Component data from apps and pages:
/---

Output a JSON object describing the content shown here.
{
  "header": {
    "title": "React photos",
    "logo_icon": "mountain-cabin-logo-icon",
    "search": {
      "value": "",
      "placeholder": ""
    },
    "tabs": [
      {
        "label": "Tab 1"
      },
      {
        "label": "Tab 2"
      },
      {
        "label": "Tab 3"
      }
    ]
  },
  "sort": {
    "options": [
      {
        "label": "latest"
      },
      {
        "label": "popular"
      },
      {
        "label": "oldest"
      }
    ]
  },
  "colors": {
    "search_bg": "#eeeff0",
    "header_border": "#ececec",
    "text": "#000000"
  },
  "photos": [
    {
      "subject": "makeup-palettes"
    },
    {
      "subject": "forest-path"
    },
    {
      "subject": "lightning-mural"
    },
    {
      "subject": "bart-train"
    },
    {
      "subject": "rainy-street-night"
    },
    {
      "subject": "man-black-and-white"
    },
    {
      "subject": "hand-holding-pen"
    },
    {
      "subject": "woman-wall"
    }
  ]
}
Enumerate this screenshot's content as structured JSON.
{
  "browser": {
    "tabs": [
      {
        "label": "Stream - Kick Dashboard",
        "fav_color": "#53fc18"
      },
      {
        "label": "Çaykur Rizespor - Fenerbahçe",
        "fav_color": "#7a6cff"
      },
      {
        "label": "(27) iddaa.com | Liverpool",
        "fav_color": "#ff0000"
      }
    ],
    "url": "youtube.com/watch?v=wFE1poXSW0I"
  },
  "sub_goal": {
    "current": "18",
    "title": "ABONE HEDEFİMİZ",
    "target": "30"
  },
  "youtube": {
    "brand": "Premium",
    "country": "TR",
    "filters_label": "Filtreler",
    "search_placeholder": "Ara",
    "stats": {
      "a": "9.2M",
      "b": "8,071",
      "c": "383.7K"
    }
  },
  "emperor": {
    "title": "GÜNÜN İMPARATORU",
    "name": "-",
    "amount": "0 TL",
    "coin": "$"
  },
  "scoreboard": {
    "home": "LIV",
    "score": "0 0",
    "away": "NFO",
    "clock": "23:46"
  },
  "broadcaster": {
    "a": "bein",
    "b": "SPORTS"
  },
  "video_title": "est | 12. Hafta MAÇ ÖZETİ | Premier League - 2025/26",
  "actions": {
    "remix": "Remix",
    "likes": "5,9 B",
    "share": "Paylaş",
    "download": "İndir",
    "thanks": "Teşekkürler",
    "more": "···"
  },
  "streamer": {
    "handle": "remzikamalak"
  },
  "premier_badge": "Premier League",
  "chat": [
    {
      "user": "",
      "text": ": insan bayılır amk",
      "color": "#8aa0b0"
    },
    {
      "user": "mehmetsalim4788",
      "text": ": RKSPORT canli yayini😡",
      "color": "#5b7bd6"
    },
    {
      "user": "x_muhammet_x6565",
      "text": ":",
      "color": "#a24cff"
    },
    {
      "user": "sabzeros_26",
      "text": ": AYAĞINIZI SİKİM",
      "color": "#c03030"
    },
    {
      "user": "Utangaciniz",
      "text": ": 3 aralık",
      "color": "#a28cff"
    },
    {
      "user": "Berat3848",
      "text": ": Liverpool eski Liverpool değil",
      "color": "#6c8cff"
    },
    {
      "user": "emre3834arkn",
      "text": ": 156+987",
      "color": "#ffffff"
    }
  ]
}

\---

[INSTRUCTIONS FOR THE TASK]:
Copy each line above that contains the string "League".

[RESULT OF THE EXERCISE]:
  "video_title": "est | 12. Hafta MAÇ ÖZETİ | Premier League - 2025/26",
  "premier_badge": "Premier League",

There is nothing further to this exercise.